This would have meant a long sit in the waiting room for Telmatosaurus, which are close to the root of the duck–billed dinosaur family tree. The tumor’s presence that early in their evolution lends credence to the theory that they were more prone to these growths than their Mesozoic brethren.

“The reason for their predisposition is not known, but our discovery helps add to that growing body of evidence a very rare pathological condition,” Dumbrava explained. “If I were to put forward an idea– and it is only in its roughest form– it would be that this predisposition has something to do with their highly specialized mode of chewing. Perhaps their highly successful food–processing adaptation made them particularly vulnerable in a world dominated by gymnosperms which are known for their ability to concentrate heavy metals (radioactive minerals included).”

 

The tumor was in the early stages of development and more than likely didn’t cause the hadrosaur any pain. However, from the growth’s size it was determined the creature died before reaching adulthood. Researchers have wondered if the tumor may have inadvertently contributed to the dwarf duck–billed dino’s death in some way, as modern predators will often attack herd members that are deformed or diseased.
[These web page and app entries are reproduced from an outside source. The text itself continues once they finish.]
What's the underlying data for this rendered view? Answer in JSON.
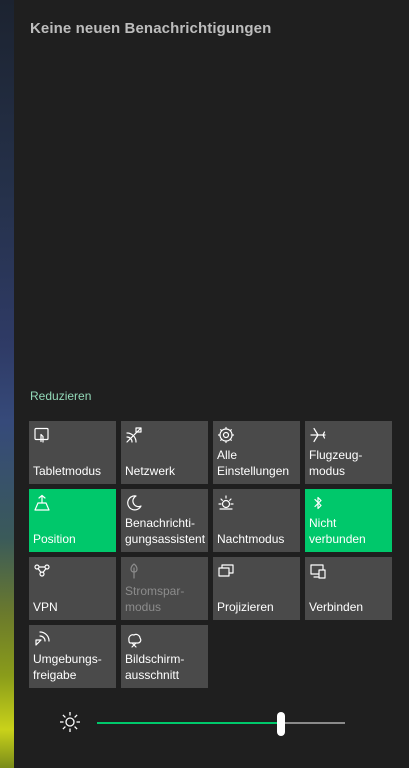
{
  "header": {
    "no_notifications": "Keine neuen Benachrichtigungen"
  },
  "collapse_label": "Reduzieren",
  "colors": {
    "accent": "#00c86b",
    "tile": "#4a4a4a",
    "background": "#1f1f1f"
  },
  "tiles": [
    {
      "label": "Tabletmodus",
      "icon": "tablet-mode-icon",
      "active": false,
      "disabled": false
    },
    {
      "label": "Netzwerk",
      "icon": "network-icon",
      "active": false,
      "disabled": false
    },
    {
      "label": "Alle\nEinstellungen",
      "icon": "gear-icon",
      "active": false,
      "disabled": false
    },
    {
      "label": "Flugzeug-\nmodus",
      "icon": "airplane-icon",
      "active": false,
      "disabled": false
    },
    {
      "label": "Position",
      "icon": "location-icon",
      "active": true,
      "disabled": false
    },
    {
      "label": "Benachrichti-\ngungsassistent",
      "icon": "moon-icon",
      "active": false,
      "disabled": false
    },
    {
      "label": "Nachtmodus",
      "icon": "night-light-icon",
      "active": false,
      "disabled": false
    },
    {
      "label": "Nicht\nverbunden",
      "icon": "bluetooth-icon",
      "active": true,
      "disabled": false
    },
    {
      "label": "VPN",
      "icon": "vpn-icon",
      "active": false,
      "disabled": false
    },
    {
      "label": "Stromspar-\nmodus",
      "icon": "battery-saver-icon",
      "active": false,
      "disabled": true
    },
    {
      "label": "Projizieren",
      "icon": "project-icon",
      "active": false,
      "disabled": false
    },
    {
      "label": "Verbinden",
      "icon": "connect-icon",
      "active": false,
      "disabled": false
    },
    {
      "label": "Umgebungs-\nfreigabe",
      "icon": "nearby-sharing-icon",
      "active": false,
      "disabled": false
    },
    {
      "label": "Bildschirm-\nausschnitt",
      "icon": "screen-snip-icon",
      "active": false,
      "disabled": false
    }
  ],
  "brightness": {
    "icon": "brightness-icon",
    "level": 0.74
  }
}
Nevertheless, the find humanizes the prehistoric reptiles in a way that few discoveries have.

“On more human terms it brings context to one small life cut short 67 million years ago and that is very rare in paleontology,” Dumbrava said.

He and his team are now planning a comprehensive exploratory x–ray study into specimens that have no externally visible pathologies.

“Many diseases leave no trace on the outside of the bone, but internally the modifications are obvious," he said. "We have no idea of what to expect next from this unique dinosaurian fauna, but chances are that if this specimen– the second one we investigated– provided such interesting results then the future is indeed interesting.”